Goal of the exercise: If a line in the entries below includes "class", show that line.

== Given information

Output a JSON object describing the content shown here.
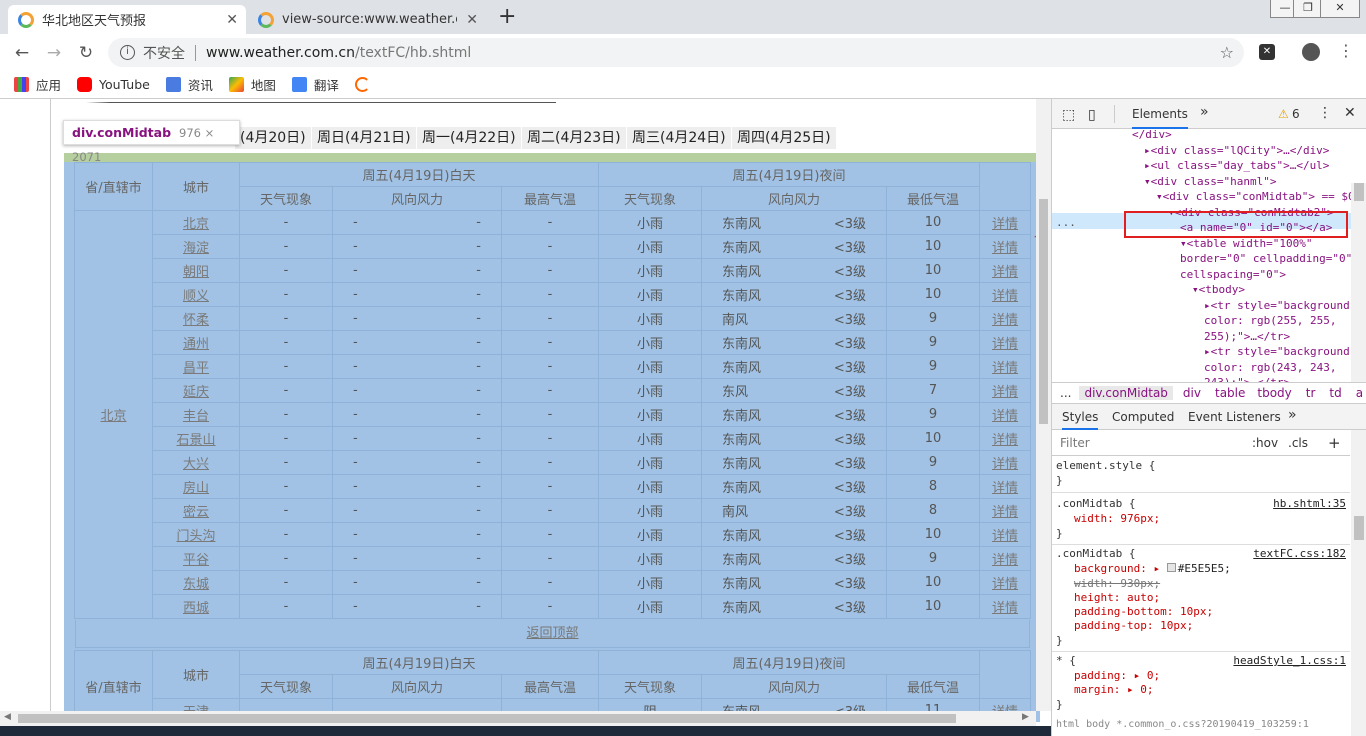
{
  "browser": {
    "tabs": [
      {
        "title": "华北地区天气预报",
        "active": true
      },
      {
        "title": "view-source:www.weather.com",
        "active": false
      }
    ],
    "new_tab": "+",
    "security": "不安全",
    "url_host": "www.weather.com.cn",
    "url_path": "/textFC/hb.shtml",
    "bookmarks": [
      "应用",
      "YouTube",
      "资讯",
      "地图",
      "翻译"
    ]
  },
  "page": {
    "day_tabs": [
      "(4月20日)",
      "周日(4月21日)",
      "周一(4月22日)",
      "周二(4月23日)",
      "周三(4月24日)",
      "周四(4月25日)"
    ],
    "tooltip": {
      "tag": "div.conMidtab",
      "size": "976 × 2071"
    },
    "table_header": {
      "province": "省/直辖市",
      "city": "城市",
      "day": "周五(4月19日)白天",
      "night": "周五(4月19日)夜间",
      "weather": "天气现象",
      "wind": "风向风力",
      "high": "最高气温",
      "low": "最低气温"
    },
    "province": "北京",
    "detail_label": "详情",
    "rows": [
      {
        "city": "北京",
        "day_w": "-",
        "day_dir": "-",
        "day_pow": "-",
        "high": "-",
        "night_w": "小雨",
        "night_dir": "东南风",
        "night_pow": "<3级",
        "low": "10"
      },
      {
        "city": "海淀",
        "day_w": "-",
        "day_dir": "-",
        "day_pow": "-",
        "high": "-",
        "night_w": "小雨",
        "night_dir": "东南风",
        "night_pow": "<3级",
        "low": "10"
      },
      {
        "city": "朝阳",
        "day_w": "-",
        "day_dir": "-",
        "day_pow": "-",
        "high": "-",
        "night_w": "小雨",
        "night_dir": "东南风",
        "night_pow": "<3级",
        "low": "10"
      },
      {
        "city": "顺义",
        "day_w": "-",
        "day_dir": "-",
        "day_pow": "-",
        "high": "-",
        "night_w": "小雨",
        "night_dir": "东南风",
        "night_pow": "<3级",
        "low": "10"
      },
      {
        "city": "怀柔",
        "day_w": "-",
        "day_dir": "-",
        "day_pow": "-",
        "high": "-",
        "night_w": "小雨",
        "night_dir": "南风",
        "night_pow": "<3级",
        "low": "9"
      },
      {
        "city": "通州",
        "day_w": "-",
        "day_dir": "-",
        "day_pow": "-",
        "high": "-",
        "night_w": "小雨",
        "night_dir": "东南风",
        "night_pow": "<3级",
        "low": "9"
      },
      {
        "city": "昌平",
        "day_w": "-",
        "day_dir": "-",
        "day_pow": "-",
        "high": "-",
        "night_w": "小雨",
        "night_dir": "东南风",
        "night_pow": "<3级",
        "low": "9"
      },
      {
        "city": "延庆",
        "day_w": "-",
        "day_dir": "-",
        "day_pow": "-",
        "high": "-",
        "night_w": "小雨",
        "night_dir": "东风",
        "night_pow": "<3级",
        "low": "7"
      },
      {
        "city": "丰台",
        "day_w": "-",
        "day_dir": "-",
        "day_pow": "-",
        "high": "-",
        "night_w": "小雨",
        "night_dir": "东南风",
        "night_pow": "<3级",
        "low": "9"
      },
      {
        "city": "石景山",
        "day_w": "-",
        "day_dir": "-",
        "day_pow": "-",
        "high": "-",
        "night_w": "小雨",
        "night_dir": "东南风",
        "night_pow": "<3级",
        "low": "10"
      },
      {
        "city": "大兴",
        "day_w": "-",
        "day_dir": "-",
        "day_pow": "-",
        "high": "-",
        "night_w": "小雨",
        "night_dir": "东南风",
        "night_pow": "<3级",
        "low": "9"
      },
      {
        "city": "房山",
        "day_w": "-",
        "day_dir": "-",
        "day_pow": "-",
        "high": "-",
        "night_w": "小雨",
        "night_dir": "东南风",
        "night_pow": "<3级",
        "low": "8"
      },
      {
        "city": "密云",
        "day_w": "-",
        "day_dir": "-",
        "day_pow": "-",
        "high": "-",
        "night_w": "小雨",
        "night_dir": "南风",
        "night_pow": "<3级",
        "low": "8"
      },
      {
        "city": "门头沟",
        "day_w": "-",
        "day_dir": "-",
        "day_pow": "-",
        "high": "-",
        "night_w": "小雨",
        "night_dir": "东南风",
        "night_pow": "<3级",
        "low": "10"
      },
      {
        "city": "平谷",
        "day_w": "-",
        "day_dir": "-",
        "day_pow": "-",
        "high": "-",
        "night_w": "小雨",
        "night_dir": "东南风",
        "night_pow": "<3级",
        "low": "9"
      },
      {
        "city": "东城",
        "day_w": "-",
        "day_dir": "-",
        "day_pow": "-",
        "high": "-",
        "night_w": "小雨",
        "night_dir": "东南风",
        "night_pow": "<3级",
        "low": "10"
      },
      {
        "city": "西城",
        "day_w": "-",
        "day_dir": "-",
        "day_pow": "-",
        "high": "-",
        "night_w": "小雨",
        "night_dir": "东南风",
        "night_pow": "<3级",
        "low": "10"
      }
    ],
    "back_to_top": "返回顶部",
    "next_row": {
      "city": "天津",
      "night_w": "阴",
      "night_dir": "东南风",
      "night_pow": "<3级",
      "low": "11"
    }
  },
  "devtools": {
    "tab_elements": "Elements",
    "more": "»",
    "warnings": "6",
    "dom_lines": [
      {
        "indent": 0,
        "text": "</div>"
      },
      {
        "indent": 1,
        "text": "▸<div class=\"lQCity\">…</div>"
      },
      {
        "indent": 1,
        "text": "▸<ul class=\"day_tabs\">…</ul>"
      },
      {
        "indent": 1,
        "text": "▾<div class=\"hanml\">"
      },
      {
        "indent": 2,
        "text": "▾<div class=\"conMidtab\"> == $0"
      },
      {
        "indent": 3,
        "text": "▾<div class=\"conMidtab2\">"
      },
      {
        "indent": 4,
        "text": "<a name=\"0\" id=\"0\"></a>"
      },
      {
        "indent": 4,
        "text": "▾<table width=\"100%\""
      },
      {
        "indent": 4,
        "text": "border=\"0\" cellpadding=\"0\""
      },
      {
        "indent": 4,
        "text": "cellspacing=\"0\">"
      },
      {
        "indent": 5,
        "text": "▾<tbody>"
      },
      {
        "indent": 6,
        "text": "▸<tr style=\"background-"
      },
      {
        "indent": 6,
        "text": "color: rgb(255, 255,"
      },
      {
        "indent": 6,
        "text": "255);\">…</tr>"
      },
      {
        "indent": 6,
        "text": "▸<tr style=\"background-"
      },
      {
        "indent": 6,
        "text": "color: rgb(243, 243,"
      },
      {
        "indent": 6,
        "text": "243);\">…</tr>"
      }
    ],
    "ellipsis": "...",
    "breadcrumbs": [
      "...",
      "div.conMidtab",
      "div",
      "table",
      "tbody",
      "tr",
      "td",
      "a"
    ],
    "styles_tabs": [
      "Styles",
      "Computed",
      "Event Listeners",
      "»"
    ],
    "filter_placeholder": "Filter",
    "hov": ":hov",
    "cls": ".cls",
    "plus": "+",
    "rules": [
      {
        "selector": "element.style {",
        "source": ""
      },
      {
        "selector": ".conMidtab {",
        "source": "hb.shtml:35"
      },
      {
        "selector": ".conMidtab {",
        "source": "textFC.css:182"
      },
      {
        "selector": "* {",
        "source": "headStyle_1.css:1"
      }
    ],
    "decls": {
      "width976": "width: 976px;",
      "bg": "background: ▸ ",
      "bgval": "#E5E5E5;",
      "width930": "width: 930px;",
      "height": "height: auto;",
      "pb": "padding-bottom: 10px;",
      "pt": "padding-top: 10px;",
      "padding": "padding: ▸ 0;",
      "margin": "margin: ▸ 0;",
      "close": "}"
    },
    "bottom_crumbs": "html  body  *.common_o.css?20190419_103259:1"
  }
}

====

Final answer:
        "text": "▸<div class=\"lQCity\">…</div>"
        "text": "▸<ul class=\"day_tabs\">…</ul>"
        "text": "▾<div class=\"hanml\">"
        "text": "▾<div class=\"conMidtab\"> == $0"
        "text": "▾<div class=\"conMidtab2\">"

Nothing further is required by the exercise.